Saturday, June 14, 2008

Their Hour of Need

I know some folks on RAAM who need your words. Let's send some big time love to the boys and girls of Team Type 1. They've got a green crew this year, but are out there given 'er their all.

This year a team of Norwegian super monsters has designs on toppling TT1 from the leader board. These big frost apes are doing quite the job as you read this. TT1 did a valiant job of pulling them back once, and I am hoping they have it in them again. I chose not to participate this year, but I fear I've made a bad call. Only a couple of the crew, and 3 of the riders, have RAAM experience, and the learning curve can be tough! I've tried to wear Phil's phone out, discussing this race as it rolls along the western US. It seems he is a little surprised at the addiction, we both feel for this event. I can't help but think that a little more experience, and probably more importantly, fresh bodies, unworn from the past 4 days of sleepless RV and minivan travel, could help bring this race back together. It is absolutely killing me to not be there to help plot, plan, and motivate with the rest of the crew.

Phil had no sooner stepped into his home in Atlanta, after watching the team roll out from Oceanside, then he started to plan his intercept. I thought he was kidding. But he called yesterday and said he had a ticket to St. Louis, where he'd drive to Jefferson City, and meet the Team at the time station. My heart sunk as I looked at all the work stacked on my desk. I've never wanted to put myself into what I know can be a living hell, so bad in all my life.

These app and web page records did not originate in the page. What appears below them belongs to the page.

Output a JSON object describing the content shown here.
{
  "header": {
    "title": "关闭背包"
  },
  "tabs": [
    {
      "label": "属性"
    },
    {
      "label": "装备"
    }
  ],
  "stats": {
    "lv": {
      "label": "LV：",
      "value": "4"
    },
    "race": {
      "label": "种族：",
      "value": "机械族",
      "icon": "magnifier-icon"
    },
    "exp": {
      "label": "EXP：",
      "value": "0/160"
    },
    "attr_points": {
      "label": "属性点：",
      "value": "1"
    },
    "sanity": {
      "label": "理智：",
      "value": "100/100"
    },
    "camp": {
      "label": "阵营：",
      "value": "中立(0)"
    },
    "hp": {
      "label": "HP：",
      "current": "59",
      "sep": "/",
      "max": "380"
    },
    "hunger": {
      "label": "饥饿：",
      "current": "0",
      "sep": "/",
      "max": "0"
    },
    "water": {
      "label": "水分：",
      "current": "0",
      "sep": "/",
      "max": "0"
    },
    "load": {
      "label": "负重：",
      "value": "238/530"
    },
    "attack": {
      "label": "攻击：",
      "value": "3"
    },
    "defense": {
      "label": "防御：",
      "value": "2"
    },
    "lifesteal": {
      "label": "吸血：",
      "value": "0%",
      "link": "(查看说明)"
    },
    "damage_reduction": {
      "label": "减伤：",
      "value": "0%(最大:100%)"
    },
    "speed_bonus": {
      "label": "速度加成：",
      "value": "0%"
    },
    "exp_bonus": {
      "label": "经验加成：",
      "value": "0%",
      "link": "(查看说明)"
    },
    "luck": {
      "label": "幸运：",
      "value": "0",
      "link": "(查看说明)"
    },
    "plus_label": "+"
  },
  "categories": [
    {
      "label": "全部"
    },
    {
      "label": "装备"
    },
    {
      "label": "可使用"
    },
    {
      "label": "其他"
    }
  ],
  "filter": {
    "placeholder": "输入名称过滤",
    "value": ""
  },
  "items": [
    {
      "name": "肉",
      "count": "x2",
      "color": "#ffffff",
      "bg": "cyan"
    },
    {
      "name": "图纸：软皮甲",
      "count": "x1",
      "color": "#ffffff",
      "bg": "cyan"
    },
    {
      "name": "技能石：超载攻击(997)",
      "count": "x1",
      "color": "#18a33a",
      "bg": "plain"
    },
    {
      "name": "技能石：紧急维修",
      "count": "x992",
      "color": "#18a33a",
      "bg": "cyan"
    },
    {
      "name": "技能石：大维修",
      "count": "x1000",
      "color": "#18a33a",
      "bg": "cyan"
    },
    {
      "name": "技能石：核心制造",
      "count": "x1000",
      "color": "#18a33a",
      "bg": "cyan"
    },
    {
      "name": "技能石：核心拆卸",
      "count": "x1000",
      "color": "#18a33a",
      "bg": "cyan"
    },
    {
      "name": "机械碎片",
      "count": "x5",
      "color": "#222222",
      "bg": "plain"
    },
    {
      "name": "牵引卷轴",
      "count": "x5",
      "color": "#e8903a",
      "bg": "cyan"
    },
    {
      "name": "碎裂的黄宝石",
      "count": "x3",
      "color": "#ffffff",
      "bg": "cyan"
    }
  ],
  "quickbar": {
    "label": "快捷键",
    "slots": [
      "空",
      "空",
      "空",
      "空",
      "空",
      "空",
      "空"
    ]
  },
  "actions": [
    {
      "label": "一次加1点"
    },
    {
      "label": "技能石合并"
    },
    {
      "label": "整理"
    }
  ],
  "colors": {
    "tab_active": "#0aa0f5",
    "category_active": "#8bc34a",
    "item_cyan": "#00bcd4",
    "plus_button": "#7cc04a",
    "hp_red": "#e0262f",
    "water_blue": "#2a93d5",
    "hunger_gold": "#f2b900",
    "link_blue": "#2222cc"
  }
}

This damn race has become ingrained in my psyche, or something. It's like an evil virus that I can ignore all year, until it's time for the teams to fly west and begin final preparation. Then it's like I forget all of the sleep and shower deprivation, the whining of both crew and riders alike, and the sheer stress of trying to make no mistakes or errors that may lose any of that time, the riders scratched and fought for.

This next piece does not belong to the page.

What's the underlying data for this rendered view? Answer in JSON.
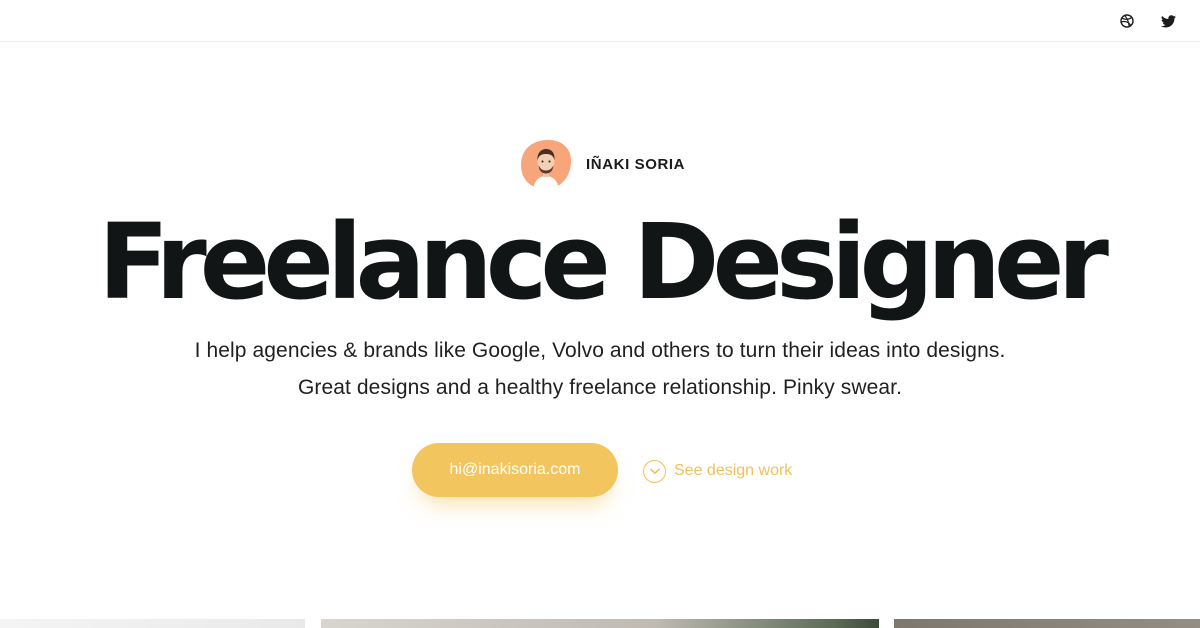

Even though I chose to sit this one out, my heart still sings with their victories, and aches at their loss. I promise you that the emotional roller coaster those riders are enduring right now is much worse than this blog rant of mine, so pop over to the TT1 blog, and leave a motivational comment for the gang. They read them after their shifts, and it feels good to know people are watching and supporting.

Sunday, June 8, 2008

I've Got No Air!

There's a curse following me around the past week or so. Things that contain that which surrounds us everyday, in such a manner as to allow smooth locomotion, refuse to do so when in my possession or presence.

It started the day before we left for Bump-n-Grind. I got up that morning, and there was only about 10lbs of air in my truck's rear tire. That vehicle now being untrustworthy, Paul and I hijacked my poor wife, at 7:00am, to give us a ride to the agreed upon meeting spot for our trip. "I'll deal with it when I come home." I said. Fool.

All is going well in the race. I'm flying on the downhills! After all, as a clydesdale, my climbing is not so great, so I've gotta make up for it somewhere. I love these long, rocky, fast downhill stretches! I'd just gotten around some nervous, sketchy, panic braking, overcautious, skinny guy, when I felt the wind leave my sails, as my rear tire nearly rolled off the rim in a right hand switchback. Apparently, I'd punctured somewhere on my pass attempts. Fool.

Thursday's Joe's ride is going well, for the first half of the ride. But I forgot to eat something right before the ride. During the 2nd half, I'm just holding on. The hot summer air feels like a furnace in my lungs, and I can't go fast anymore. With the fast laps over, a few of us are cruising in at a nice, slow, cool down pace. Pfft. Pfft.Pfft. Pfft. Damn tubulars! I knew I should've been more proactive about selling them, and getting a replacement set of clinchers. Fool.

Friday, Marcus needs to go pick up his rental car, out by the airport. I agree to take an easy ride out there, and we'll drive the rental back. The road bike is still on blocks, so the 'cross bike comes out. I remember, as we roll out from Mark's, I have no more long valve tubes for my rear wheel. Oh well, I'm running Specilaized kevlar belted, puncture resistant tires. What are the odds? The key here is puncture resistant. Fool.

Sunday's mountain bike ride rolls around, and I'm just gassed. I don't really even want to ride, but it's Sunday, and I'm hoping that the ride will clear my angst. I grab my front wheel to put it on my bike, and imagine my lack of surprise to feel a flaccid 15lbs of air pressure. This tire has been losing no more than a couple of lbs. of pressure a week, ever since I first mounted it on the wheel! I pump it up to proper pressure, hope the Stan's sealant will reseal any slow leaks, and roll out. Fool.

That was it. I was cracked. I pumped the tire up again, and headed for home. 30 minutes in, and I was calling it quits. That's right. I quit a ride over a flat tire. Or was it 4 flat tires? Either way, I got home and my wife calls. She's surprised I'm home so early. I tell her my tale, and she sighs and says it's not over, yet. Apparently, she awoke to a flat tire on her car this morning, also.

No more stories now. I'm going to go out to my shop and try to contain some air.